____ Input

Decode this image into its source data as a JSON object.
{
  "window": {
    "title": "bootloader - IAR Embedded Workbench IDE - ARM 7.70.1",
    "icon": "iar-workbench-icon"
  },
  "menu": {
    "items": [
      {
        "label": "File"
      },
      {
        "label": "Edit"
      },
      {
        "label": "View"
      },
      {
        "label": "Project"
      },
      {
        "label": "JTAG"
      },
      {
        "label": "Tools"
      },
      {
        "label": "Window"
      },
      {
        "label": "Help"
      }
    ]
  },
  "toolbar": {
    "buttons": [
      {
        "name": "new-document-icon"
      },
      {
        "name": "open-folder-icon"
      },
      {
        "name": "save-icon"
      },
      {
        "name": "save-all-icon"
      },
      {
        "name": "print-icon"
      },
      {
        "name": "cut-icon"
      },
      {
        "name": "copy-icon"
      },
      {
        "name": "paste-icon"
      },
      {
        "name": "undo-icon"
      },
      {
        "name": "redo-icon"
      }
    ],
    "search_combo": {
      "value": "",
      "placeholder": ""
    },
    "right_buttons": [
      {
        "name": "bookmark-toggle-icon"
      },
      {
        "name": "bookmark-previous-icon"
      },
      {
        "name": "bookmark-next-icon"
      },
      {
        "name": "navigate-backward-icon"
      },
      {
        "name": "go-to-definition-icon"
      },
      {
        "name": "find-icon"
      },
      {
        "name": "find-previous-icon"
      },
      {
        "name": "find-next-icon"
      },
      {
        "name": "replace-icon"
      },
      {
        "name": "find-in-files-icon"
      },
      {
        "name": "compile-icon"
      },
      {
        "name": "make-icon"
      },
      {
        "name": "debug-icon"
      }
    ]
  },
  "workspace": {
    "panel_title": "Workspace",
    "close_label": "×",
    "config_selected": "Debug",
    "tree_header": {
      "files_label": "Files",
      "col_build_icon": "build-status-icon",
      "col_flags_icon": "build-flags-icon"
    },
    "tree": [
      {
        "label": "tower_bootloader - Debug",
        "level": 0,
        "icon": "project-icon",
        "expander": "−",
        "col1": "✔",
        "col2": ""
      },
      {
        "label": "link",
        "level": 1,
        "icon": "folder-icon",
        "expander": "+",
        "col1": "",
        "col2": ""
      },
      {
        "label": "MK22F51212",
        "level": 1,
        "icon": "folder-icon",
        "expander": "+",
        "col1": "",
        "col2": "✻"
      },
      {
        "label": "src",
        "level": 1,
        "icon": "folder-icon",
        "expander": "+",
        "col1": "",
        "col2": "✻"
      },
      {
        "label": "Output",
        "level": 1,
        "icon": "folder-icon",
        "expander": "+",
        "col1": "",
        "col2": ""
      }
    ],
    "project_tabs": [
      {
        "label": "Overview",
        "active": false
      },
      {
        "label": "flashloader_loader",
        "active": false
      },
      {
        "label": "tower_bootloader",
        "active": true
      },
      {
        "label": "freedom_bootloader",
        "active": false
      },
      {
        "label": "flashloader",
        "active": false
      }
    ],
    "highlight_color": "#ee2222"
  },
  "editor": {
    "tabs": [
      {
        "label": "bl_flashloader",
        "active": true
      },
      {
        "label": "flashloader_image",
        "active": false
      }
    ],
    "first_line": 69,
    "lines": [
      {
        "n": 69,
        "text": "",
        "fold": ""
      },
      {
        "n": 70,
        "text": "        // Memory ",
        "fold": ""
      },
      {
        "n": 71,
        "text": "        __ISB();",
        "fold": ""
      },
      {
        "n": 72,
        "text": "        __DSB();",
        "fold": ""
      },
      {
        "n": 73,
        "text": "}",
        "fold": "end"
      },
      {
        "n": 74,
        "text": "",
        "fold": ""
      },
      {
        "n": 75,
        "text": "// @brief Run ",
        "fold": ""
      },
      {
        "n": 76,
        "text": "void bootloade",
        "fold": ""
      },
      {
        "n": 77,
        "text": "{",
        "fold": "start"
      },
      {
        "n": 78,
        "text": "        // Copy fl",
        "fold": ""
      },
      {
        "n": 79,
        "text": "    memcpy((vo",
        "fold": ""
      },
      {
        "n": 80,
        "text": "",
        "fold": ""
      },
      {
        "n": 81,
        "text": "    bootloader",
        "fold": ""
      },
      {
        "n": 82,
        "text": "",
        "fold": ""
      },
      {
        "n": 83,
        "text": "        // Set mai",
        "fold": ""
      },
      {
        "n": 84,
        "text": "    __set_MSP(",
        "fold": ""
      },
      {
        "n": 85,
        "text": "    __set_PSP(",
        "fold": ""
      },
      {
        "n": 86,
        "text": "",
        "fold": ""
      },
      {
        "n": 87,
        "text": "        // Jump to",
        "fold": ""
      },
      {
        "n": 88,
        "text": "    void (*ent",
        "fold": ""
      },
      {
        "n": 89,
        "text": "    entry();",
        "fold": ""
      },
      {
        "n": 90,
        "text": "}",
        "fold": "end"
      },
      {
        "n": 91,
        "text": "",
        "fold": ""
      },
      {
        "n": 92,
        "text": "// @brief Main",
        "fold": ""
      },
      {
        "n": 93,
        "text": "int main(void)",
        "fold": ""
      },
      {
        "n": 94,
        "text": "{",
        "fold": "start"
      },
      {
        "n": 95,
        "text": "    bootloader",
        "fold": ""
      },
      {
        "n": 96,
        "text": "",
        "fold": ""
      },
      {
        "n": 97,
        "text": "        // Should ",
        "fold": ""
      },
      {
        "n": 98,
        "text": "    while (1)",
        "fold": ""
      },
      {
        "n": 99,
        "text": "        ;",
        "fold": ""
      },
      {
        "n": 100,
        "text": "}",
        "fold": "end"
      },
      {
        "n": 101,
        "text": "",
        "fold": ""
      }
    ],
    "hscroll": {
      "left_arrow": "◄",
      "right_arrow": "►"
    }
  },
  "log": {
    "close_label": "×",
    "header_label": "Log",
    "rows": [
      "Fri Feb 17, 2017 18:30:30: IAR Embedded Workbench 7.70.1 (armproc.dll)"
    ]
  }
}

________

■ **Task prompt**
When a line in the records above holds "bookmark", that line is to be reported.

■ **Response**
        "name": "bookmark-toggle-icon"
        "name": "bookmark-previous-icon"
        "name": "bookmark-next-icon"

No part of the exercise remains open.